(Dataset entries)
+++

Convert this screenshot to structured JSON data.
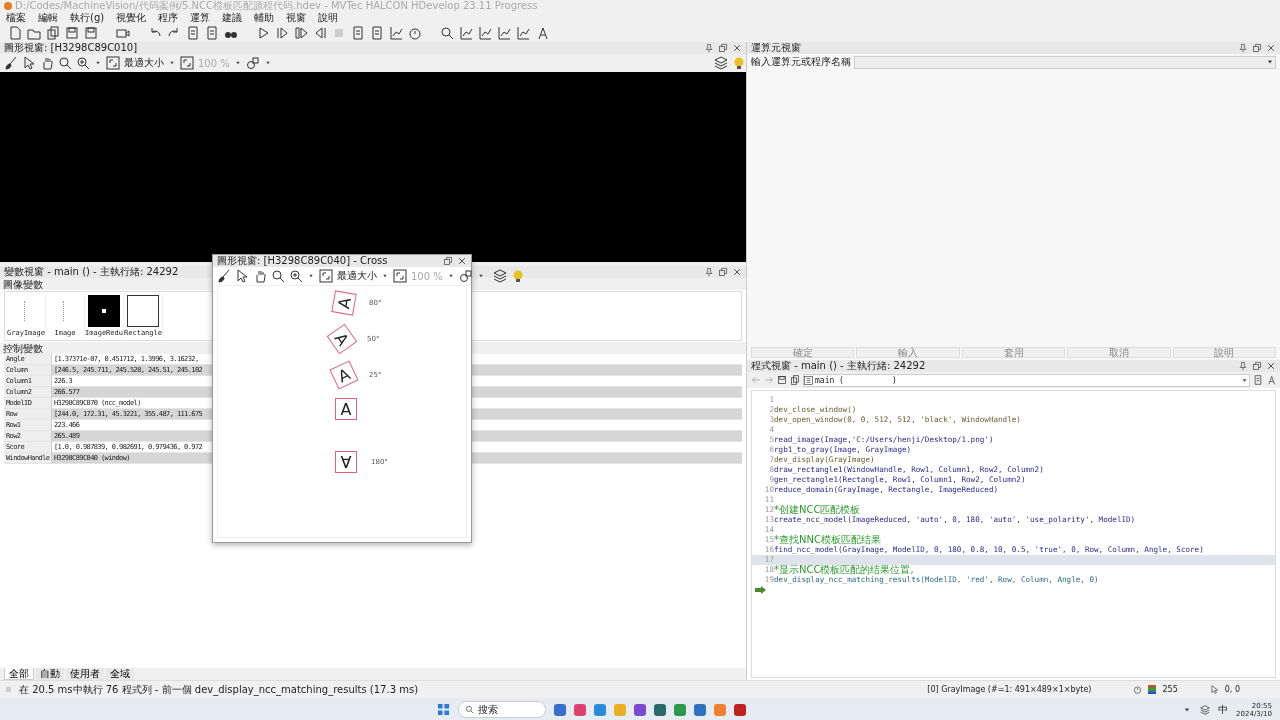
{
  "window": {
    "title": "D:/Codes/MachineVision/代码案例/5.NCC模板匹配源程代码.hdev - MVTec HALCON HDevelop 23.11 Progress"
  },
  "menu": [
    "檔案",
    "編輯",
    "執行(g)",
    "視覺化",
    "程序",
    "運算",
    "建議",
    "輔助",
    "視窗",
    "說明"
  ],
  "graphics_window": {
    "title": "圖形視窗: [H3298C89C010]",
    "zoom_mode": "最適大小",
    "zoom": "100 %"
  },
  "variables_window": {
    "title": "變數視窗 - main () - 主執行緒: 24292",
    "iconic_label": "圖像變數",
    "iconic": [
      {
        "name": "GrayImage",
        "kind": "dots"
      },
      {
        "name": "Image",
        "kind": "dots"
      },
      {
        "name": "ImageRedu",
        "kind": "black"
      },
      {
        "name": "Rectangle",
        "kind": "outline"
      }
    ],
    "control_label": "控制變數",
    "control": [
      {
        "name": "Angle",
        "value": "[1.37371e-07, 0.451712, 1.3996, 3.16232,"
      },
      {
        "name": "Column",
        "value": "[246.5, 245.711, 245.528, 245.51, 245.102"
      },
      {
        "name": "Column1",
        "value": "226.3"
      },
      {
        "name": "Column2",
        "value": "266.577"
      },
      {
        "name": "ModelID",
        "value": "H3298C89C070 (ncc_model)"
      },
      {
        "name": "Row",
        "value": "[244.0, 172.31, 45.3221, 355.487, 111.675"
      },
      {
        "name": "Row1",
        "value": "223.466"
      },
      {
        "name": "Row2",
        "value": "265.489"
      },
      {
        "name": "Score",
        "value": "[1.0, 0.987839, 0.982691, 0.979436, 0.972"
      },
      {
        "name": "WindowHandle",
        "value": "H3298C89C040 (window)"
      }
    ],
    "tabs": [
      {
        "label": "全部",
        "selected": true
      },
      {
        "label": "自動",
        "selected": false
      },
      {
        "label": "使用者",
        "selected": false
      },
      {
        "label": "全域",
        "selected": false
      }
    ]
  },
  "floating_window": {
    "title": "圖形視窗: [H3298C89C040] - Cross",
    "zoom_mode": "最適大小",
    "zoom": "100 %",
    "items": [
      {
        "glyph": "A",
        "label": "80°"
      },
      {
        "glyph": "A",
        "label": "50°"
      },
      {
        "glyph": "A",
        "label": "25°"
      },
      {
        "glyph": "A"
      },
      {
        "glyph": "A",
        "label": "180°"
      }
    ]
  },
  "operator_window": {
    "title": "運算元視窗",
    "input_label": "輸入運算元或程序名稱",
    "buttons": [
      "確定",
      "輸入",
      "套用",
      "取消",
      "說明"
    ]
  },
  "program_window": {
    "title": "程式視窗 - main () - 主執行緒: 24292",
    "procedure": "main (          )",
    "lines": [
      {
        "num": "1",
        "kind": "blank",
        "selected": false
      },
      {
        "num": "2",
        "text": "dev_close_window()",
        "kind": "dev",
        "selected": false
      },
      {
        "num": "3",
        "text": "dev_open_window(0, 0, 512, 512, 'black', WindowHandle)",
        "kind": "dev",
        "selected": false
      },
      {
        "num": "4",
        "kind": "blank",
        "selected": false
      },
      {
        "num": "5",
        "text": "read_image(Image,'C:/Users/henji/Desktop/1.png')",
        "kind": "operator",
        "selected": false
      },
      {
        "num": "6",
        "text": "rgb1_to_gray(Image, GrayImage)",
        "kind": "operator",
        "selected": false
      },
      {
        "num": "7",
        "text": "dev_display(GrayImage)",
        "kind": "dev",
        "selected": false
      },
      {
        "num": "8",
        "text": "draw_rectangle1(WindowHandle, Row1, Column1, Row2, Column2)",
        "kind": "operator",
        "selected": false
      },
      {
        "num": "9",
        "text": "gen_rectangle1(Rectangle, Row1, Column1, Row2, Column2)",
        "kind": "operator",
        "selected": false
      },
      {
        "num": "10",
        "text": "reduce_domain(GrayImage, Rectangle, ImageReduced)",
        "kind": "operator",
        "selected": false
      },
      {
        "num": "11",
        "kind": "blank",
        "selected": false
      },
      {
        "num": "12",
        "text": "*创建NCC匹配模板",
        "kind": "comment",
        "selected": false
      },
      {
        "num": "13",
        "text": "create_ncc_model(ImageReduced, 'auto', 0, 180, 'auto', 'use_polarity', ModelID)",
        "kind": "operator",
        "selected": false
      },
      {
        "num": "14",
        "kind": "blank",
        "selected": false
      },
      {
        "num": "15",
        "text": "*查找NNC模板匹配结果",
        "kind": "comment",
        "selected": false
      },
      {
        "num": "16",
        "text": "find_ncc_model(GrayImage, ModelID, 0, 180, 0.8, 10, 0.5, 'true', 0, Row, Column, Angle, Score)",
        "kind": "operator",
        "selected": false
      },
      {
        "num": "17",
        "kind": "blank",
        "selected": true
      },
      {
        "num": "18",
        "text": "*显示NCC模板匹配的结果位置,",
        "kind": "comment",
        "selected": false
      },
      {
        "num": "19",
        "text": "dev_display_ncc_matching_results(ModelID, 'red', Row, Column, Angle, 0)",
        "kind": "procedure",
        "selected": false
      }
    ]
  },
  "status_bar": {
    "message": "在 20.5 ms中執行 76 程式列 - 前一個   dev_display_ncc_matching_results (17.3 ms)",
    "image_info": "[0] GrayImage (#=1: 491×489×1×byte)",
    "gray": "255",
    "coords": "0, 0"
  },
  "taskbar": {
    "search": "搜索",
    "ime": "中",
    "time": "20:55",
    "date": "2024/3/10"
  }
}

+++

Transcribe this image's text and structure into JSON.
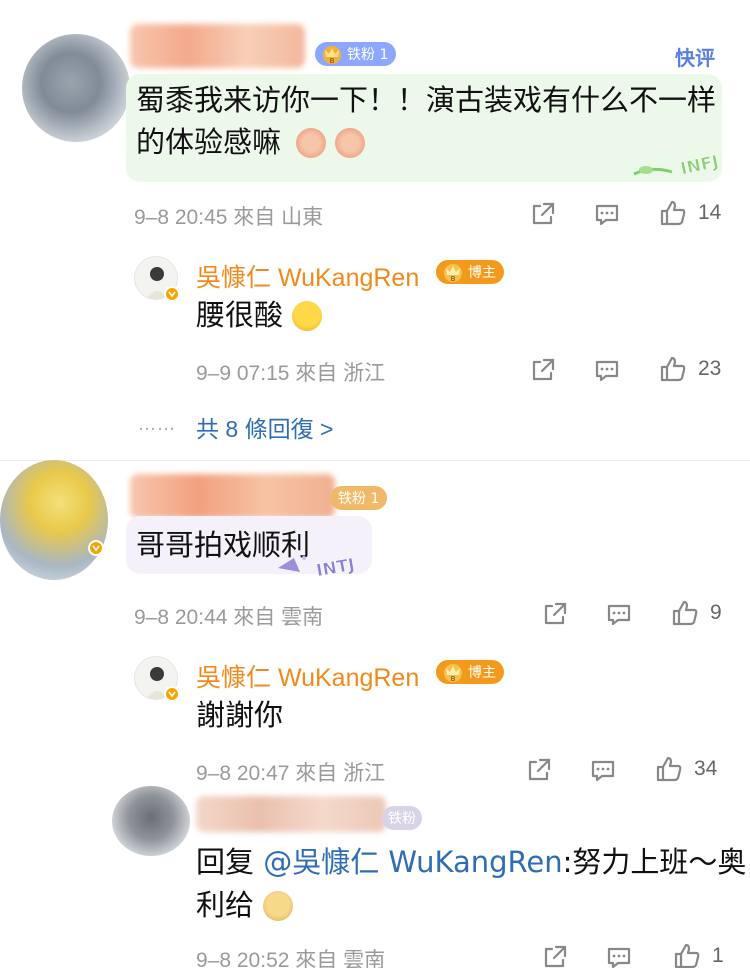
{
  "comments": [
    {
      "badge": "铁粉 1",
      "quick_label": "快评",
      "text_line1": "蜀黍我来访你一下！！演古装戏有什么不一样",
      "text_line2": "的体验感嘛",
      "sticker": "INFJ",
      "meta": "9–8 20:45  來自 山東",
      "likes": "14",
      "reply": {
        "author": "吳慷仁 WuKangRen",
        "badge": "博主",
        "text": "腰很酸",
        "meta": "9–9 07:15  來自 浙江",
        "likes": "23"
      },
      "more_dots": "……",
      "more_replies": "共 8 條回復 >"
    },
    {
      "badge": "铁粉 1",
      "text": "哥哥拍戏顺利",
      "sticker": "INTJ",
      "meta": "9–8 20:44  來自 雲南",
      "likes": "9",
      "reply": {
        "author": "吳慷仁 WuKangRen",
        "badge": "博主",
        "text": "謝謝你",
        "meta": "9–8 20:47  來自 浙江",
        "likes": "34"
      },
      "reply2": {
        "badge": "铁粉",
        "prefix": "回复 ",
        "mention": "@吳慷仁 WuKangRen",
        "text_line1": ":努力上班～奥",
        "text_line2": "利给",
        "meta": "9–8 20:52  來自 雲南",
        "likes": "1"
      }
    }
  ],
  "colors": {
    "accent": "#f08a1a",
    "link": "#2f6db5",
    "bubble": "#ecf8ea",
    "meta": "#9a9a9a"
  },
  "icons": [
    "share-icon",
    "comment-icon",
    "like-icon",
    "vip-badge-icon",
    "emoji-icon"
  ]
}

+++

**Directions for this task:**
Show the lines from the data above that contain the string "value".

**Solution to this exercise:**
        "value": "[1.37371e-07, 0.451712, 1.3996, 3.16232,"
        "value": "[246.5, 245.711, 245.528, 245.51, 245.102"
        "value": "226.3"
        "value": "266.577"
        "value": "H3298C89C070 (ncc_model)"
        "value": "[244.0, 172.31, 45.3221, 355.487, 111.675"
        "value": "223.466"
        "value": "265.489"
        "value": "[1.0, 0.987839, 0.982691, 0.979436, 0.972"
        "value": "H3298C89C040 (window)"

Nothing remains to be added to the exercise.